**WHAT THIS TASK INVOLVES:** Where does the word "name" occur in the material? Copy each line that has it.

-- Opening Marker --

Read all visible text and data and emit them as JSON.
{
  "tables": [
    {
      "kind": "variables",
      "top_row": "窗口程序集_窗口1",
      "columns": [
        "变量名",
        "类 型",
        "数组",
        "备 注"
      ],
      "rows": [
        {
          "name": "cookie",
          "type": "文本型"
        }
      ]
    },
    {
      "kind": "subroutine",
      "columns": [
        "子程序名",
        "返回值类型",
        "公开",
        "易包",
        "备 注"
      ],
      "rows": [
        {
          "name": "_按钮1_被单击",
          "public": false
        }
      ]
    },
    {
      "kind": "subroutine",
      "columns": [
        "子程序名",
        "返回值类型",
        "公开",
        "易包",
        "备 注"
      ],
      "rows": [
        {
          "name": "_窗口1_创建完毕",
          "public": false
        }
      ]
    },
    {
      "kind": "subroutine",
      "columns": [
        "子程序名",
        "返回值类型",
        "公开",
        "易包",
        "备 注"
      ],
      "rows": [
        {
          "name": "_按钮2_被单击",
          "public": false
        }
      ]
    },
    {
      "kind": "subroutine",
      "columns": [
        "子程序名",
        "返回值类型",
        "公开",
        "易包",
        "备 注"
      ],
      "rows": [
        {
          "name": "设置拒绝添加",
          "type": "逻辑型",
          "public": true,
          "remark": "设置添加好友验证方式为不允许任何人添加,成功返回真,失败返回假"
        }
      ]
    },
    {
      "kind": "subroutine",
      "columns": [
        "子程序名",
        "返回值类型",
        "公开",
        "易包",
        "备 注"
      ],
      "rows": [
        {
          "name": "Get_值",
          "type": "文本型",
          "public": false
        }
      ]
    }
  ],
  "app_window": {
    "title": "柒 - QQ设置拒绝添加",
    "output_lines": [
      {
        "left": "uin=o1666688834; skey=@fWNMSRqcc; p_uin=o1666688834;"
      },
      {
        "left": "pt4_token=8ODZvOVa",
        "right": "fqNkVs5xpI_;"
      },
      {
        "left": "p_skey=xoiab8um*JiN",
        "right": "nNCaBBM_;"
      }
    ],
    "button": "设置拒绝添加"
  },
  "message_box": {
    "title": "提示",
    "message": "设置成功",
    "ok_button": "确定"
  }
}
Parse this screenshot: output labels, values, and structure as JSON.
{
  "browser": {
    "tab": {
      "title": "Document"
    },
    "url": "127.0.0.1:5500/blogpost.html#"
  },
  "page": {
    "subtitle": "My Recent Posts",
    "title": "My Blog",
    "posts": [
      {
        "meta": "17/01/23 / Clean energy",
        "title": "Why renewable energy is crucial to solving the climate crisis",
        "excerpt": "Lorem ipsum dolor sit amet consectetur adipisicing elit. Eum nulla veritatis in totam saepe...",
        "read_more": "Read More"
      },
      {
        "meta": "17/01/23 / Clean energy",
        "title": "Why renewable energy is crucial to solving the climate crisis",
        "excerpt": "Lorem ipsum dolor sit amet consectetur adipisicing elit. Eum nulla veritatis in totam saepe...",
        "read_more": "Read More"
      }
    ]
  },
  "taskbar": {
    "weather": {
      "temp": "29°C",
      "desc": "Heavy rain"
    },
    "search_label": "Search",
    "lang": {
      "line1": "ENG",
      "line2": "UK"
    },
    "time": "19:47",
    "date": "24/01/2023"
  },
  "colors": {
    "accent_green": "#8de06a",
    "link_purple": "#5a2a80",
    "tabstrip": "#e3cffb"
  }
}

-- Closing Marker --

**RESPONSE TO THIS TASK:**
          "name": "cookie",
          "name": "_按钮1_被单击",
          "name": "_窗口1_创建完毕",
          "name": "_按钮2_被单击",
          "name": "设置拒绝添加",
          "name": "Get_值",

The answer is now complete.